Your objective>
Find all lines in the listing that include the word "Search", then copy them.

Material provided>
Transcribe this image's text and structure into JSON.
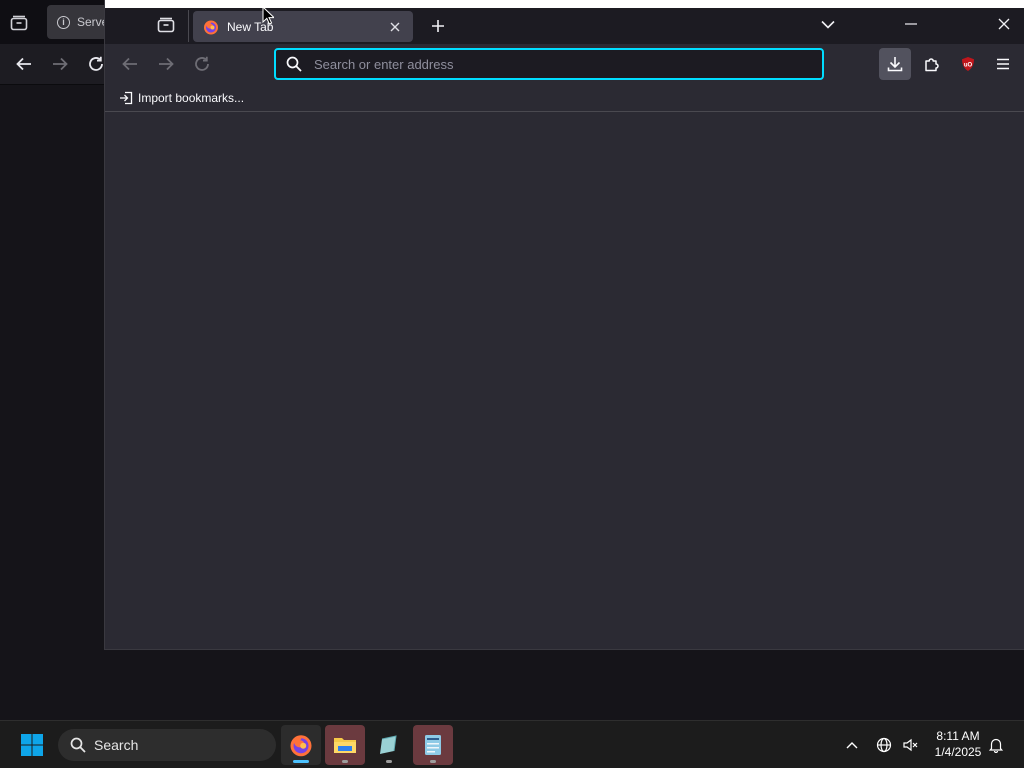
{
  "background_window": {
    "tab_title": "Serve"
  },
  "browser": {
    "active_tab": {
      "title": "New Tab"
    },
    "urlbar": {
      "placeholder": "Search or enter address",
      "value": ""
    },
    "bookmarks_toolbar": {
      "import_label": "Import bookmarks..."
    },
    "addon_badge": "uO"
  },
  "taskbar": {
    "search_label": "Search",
    "clock": {
      "time": "8:11 AM",
      "date": "1/4/2025"
    }
  },
  "colors": {
    "accent": "#00ddff",
    "addon_red": "#c0161c",
    "taskbar_bg": "#1c1c1c",
    "windows_blue": "#0ea5e9"
  }
}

Result>
      "placeholder": "Search or enter address",
    "search_label": "Search",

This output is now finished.